Great, I say.
It may take a while, she says.
The Child is livid.
I suggest perhaps we should go to the candy store and get some taffy while she winds. Everyone likes this idea, and if memory serves, taffy choosing takes at least as long as yarn winding. We head over.
There’s a photo booth set up outside, complete with props. I stop to check it out, while The Child goes to the door. Then she comes rushing back again. It’s a party, she says. It’s the store’s birthday party. I look in the window and notice that where the taffy machines usually are, there are huge ice buckets filled with bottles of wine, and tables laden with cheese.
Can we go in? I ask the woman at the door. We just want some taffy.
Of course, she says. Everyone is invited to the party.
We wait five minutes, and the doors open. We’re first on line, and everyone greets us.
The Child wanders off, then rushes back a moment later. Mommy, everything is free, she says.
I think, this can’t be right, so I walk up to a man behind the counter and inquire, hesitantly: I know this sounds silly, but my daughter says everything is free?
That’s right, he says. What would you like?
I’m a bit perplexed, so he continues, would you like to come behind the counter? You can pick out what you like.
I’m still thinking I must be missing something, but the man hands The Child a tissue paper and shows her how to scoop popcorn out of the machine. Then he shows us the gummy candy bins, and the chocolate cases.
The Child gleefully helps herself. Gummy strawberries are delicious, she says. Cheese popcorn is better than caramel corn. She is rushing about, tasting something from this bin, something from that one. I’ve never seen her eat so much, with so much gusto. A crowd starts to form on the wrong side of the counter, but everyone is polite, and happy, and no one has trouble getting the sweets they want. I sample a chili pepper truffle, because I don’t want a lot – just one memorable thing.
The Child finds some gift boxes behind the counter, and asks the man, can I fill one up and take it?
No, he says. But he’s still smiling: But, you can have whatever you like while you’re still in the store.
She’s finally had her fill, so we decide to head out. She takes a few more gummy strawberries, and I take a three pieces of taffy: Root Beer, Sour Apple, and Pomegranate. We go pick up my yarn, and then walk slowly back to our car, unwrapping candy as we go.

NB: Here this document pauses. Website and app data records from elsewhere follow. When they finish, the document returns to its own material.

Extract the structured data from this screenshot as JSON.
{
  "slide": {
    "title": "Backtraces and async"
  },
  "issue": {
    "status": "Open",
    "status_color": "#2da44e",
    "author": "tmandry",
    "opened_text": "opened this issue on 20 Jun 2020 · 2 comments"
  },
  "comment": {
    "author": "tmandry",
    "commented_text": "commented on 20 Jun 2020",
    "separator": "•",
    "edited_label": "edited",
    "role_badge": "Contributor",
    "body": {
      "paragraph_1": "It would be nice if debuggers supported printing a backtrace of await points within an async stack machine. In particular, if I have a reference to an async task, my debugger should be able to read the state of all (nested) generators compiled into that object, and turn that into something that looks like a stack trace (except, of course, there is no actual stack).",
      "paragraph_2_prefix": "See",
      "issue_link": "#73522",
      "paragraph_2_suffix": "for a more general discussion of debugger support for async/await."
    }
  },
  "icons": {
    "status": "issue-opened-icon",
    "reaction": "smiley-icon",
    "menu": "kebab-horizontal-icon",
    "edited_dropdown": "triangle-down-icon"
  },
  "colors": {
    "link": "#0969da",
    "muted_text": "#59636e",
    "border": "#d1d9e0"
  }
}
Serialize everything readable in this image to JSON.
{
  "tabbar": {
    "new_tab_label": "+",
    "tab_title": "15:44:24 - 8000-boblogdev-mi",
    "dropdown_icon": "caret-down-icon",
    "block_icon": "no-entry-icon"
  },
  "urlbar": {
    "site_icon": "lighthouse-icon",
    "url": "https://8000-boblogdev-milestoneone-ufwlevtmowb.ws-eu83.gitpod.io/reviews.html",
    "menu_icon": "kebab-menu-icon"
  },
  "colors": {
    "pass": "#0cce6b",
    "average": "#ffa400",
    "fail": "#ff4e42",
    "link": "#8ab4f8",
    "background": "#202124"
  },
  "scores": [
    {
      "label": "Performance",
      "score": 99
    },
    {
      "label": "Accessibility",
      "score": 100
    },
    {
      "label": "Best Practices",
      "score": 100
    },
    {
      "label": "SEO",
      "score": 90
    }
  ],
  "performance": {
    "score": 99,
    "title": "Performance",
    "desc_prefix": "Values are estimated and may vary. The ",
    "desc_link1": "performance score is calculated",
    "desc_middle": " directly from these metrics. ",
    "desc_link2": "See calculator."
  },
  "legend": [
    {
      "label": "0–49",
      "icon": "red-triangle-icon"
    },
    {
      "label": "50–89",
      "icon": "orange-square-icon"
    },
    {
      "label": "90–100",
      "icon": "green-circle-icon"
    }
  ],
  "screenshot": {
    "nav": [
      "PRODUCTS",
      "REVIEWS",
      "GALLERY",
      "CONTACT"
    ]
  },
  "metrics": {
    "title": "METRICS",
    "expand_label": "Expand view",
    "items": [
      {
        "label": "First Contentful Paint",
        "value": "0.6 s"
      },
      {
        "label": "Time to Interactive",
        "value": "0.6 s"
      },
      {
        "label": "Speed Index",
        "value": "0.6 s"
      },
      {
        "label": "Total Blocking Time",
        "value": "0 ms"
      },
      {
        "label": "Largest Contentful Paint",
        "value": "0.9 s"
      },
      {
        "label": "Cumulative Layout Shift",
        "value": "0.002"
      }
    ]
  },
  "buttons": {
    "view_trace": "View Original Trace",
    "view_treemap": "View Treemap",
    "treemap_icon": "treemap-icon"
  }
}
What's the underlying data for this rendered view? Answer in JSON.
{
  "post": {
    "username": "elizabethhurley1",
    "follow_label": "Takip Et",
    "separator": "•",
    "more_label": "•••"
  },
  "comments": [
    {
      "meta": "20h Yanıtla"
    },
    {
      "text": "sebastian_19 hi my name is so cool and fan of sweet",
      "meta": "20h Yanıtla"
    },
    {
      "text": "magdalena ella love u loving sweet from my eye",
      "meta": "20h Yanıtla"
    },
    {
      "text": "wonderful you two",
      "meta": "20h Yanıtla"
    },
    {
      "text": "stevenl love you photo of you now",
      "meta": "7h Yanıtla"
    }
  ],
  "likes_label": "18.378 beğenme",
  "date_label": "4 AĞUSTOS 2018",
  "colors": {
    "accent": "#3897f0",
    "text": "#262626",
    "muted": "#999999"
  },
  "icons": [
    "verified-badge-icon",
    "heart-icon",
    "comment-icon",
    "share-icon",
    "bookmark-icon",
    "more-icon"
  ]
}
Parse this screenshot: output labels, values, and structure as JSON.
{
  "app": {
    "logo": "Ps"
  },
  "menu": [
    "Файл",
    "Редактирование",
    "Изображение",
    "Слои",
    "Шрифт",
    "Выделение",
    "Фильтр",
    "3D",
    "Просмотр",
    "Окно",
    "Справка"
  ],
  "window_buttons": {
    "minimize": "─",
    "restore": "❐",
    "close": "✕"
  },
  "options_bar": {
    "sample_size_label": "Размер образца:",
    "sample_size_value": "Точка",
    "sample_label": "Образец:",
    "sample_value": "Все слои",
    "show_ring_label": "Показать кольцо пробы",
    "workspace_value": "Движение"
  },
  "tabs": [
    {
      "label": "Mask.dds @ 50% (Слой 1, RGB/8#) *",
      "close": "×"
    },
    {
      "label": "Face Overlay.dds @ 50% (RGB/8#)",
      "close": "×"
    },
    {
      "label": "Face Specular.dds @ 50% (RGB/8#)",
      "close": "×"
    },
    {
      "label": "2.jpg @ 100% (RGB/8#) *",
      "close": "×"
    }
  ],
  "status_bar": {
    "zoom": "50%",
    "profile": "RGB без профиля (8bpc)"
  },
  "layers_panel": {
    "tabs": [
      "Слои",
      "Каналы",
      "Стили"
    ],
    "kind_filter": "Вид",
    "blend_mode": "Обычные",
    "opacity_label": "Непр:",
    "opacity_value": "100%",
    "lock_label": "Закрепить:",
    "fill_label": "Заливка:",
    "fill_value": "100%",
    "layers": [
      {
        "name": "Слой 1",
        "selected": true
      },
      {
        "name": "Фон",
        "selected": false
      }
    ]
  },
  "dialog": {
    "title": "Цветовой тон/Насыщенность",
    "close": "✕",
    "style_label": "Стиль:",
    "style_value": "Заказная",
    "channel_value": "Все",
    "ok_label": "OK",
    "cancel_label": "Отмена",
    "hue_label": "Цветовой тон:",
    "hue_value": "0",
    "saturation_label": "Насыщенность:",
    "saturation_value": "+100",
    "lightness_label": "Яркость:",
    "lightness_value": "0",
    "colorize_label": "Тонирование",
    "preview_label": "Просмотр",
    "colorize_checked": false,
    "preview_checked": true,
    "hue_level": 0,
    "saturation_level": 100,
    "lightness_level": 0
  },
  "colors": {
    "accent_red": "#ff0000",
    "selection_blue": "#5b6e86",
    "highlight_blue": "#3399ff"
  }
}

I feel like we are luckier than we used to be, I say.
We’re very lucky, says The Child.